Nathan Hoad

Using finite state machines for behaviour

I use finite state machines for the behaviour of townsfolk and enemies in my game.

What does that mean?

At any given time an NPC can be in one of many “behaviour states” depending on what's happening to them.

Designing states with dependency injection means they can be shared amongst different kinds of NPCs.

For example, an enemy might contain states for “patrolling” and “chasing”.

Breaking up behaviour makes it simpler to think about. When “patrolling”, the enemy just follows a path back and forward until they see the player. Then they change state to “chasing” where they move towards the player. If they lose sight of the player they go back to “patrolling” and return to their path.

Breaking up behaviour has another benefit - you can share them with other types of NPC.

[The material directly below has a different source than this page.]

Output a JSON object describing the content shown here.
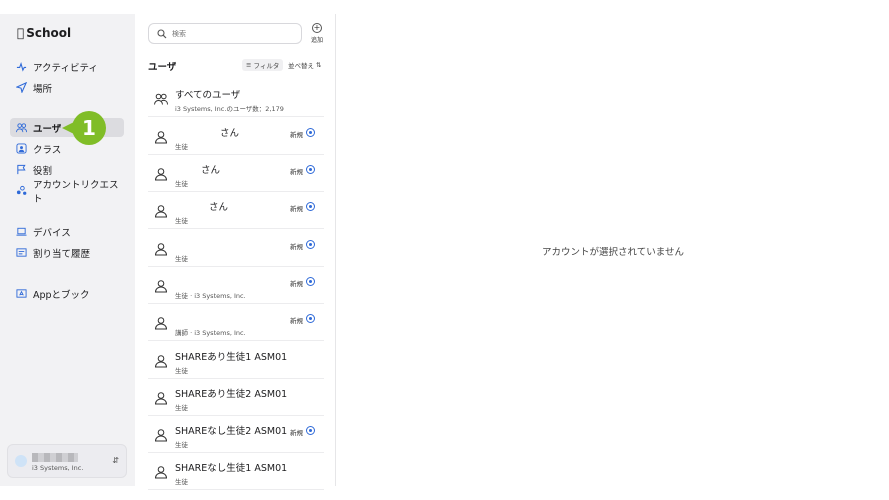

A friendly person in a town might also make use of the patrolling state.

There's no real limit to how many states you can have or how much you share them but there are two rules that I've found have helped keep things manageable:

  1. States define their dependencies

    Anything external information that the state needs should be explicitly defined. In the case of Godot this means declaring export variables that can be populated by the owner node.

  2. States don't transition to other states themselves

    Each state should have no idea that other states exist. That's the best way to keep them simple and shareable.

    Instead of transitioning itself, a state should simply provide a list of events that can happen while in that state.

    In the example from earlier, the patrolling state might signal that it has seen the player. From there the NPC that owns the state machine can decide whether it needs to transition or not.

If you're interested in using a finite state machine for your game then have a look at my videos on enemy behaviour and smarter NPCs and have a look at GDQuest's guide to finite state machines.